I am a picky reader, which doesn't work well with my also being a pretty voracious reader. And also I read very fast. Forgive me for saying so, (because it is bragging, and I do it because I had a learning disability and didn't really learn to read until fifth grade, so my inner child still has something to prove) but at my fastest I read 700 words a minute. So I go through novels very quickly. Despite this, I don't spend time on a novel I don't like--I just quit reading and move on to the next one. My shelves are littered with novels I have started and tossed aside. So the fact that I didn't toss Maledicte aside speaks to the fact that I liked it somewhat.
A short list of reasons Maledicte is worth reading:
- The gods in the world of Maledicte are intriguing and original.

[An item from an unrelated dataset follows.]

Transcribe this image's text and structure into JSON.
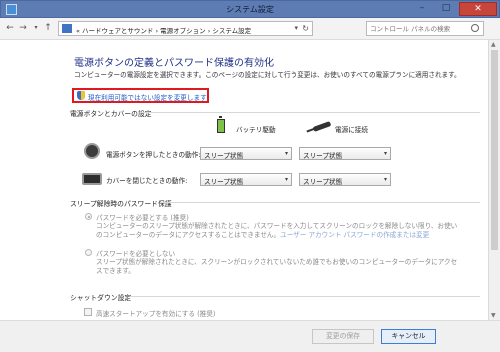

First off, they're dead. Secondly, each one is the patron of two things, one positive thing and one negative thing, but rather than being two sides of coin, these things are fairly unrelated: there's a god of health and greed, for instance.
- The title character is transgender, and in such a way as to be fairly fluid, which is unusual.
- One of the central characters, Gilly, is quite likeable.
- Another of the more minor characters, the king, is also likeable.
- The writing is good. Good phrasing, no grammatical problems, strong figurative language, etc.
To order, click the image above.
Aside from that, the novel has many problems, and the ending drove me up a wall. For details, read on.
HERE THERE BE SPOILERS.
Except for the two characters cited above, no one in the book is likeable, least of all, Maledicte. It's hard to conceive of why Gilly becomes so infatuated with him. Gilly seems to really dig how sulky and rude Maledicte is. I do not. Plus, Maledicte kills cats. UNFORGIVABLE.*
To enjoy this novel, you must enjoy witnessing your protagonist commit one gory, brutal murder after another. Where Kushiel has sex, Maledicte has murder. And make no mistake, there is very little sex in this novel, and what sex there is either takes place between unlikeable characters, or amounts to rape.
Which brings me to one reason the ending pissed me off. I'm firmly rooting for Gilly, right? Even though Gilly insists on falling in love with Maledicte. So by extension, I root for Maledicte, because if Maledicte gets killed Gilly's going to be devastated. And there's this well-written build up of tension between them, because Gilly's hot for Maledicte, and thinks Maledicte is a man, and eventually Maledicte starts to fall for Gilly, and doesn't want to reveal the physical secret of his body. I enjoy sexual tension that's complicated with an extra layer of resistance like this. But a major part of why I was reading was for the scene I was convinced was coming, in which Maledicte gives in to his lust for Gilly, they start to fool around, and Gilly gets to uncover the secret as they do. This scene never happens. What happens instead (watch out, the following spoils the ending) is that Gilly thinks Maledicte died, and then when they are at last reunited, he not only has the shock of seeing that Maledicte is still alive, but also that he is a woman. And they live happily ever after.
The second reason the ending of this book made me want to spit nails was that I needed to see Janus get an ass-kicking (at the very least). In yet another instance of Sophia's vaunted ability to "see how a plot will unravel" going horribly awry, my conviction was that in the end, Maledicte would have to murder Janus, the love from his childhood and the reason he got into the revenge business in the first place. After all, Maledicte made a pact to murder the earl of Last, and Janus became the earl of Last. And that was just fine with me. Janus, of just about any character, was screaming to get murdered. I don't know why Robins thought he would appeal to readers just because... I don't know. Because he was a street urchin who got abducted... right after he tried to ambush and murder a guy for his coin? Maybe it was supposed to happen because Janus spoke like nobility even though he lived in the slums? Or was it just that we are supposed to love him because we're told over and over that he's pretty (same with Maledicte, there). And sure, sure, Maledicte was desperately in love with him, and that's why he can never kill him, because the god he made the pact with is both the god of love and vengeance. But there's a scene where Maledicte slays an enchanted child of himself, a shade that represents who he used to be. Couldn't he then be free of the love that originated in his childhood?
Anyway, I was left deeply annoyed. But this is a first novel, and I did like it enough to finish it, so maybe I'll give Lane Robins another try, if I run out of other authors to read. Which actually seems pretty likely, given my reading habits.
*FWIW, if you are a cat lover like me, and you like fantasy and don't mind when it gets pretty violent, check out Scott Lynch's Gentlemen Bastards novels, starting with The Lies of Locke Lamora. Cats figure more prominently in the second book, but the first is very enjoyable.